A few hundred metres from our home, I could find Lehmuskoski and Sons, a small self-service supermarket with a familiar blue “K” over the door. Mamma and Pappa, my grandparents, lived a few hundred metres in the other direction. On my way there I’d pass an Elanto co-op. We kids were always reminded that we were to remember to keep Elanto receipts, as my grandparents would get dividends with them.
My other grandparents would probably not have been seen dead in an Elanto. They were not that kind of people. And so I learned about social divisions, about what’s the same, what’s different and what is valued and by whom.
To the chagrin of many Finns and the detriment of many a Finnish town, the split has continued and worse, it’s carved up Finnish retail into the two camps: entrepreneurs under the sign of the K, socialists and co-operative members under a range of more regional signs (often with a bee symbol like co-operatives around the world). These have gradually merged into the no-longer-quite-co-operative sign of the S.
Actually, come to think of it, supposedly consensus-driven Finland was divided along similar lines in most areas. There were workers’ sports clubs and national ones, workers’ theatres and municipal ones. Helsinki even had a workers’ cultural centre in use as a classical music venue. Alvar Aalto, our most famous architect to date, designed it. He also did the Finlandia Hall, thus showing that an architect could straddle these opposing political worlds, and create beauty for all kinds of clients.
What’s interesting in hindsight, it how much moral weight grown ups seemed to give to these differences between places that were, after all, functionally identical if identity-wise opposing.
Morality still comes into it. At least I feel indignant at the way corporate power has come to limit my options of consumer goods and homogenise the built environment in the process. OK, finding airport shopping traumatic is a huge privilege. But it should not be a privilege to enjoy shopping built on local passions rather than global invasions or even national quasi-monopolies like the K and S chains.
The speakers at today’s panel called for sustainable and above all fun things to improve street-level life (as always, using pictures of the short Finnish summer!)
I really applaud their efforts and want the shopkeepers to make good profits. I also hope that retail policy will be recognised as the planning problem that it is.

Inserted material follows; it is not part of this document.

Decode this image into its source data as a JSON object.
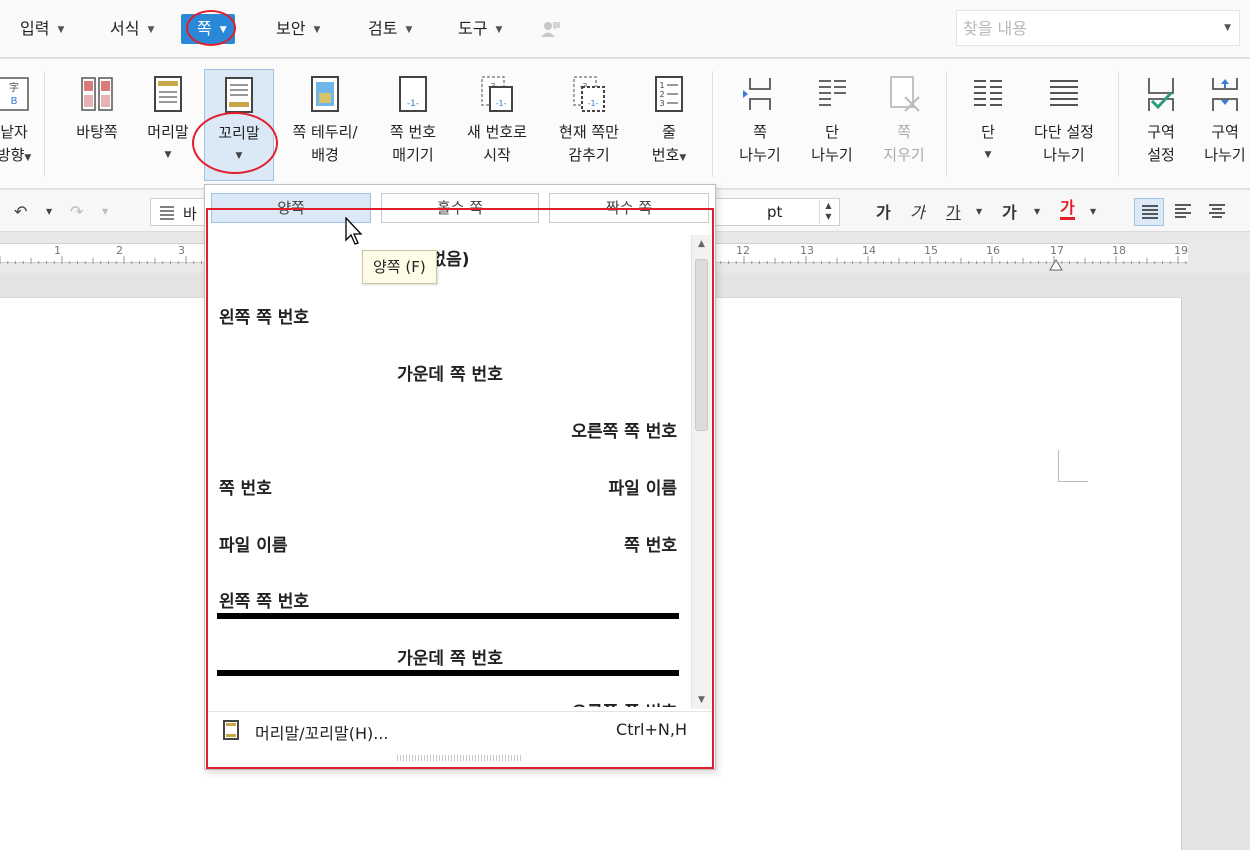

Alas, I’m not too, too hopeful. I still see the stunning desire of decision makers to be nice to big capital taking us in the wrong direction: not lively streets close to where real people with real needs live but rather, the mass appeal and libidinal fantasies of Europe’s airports.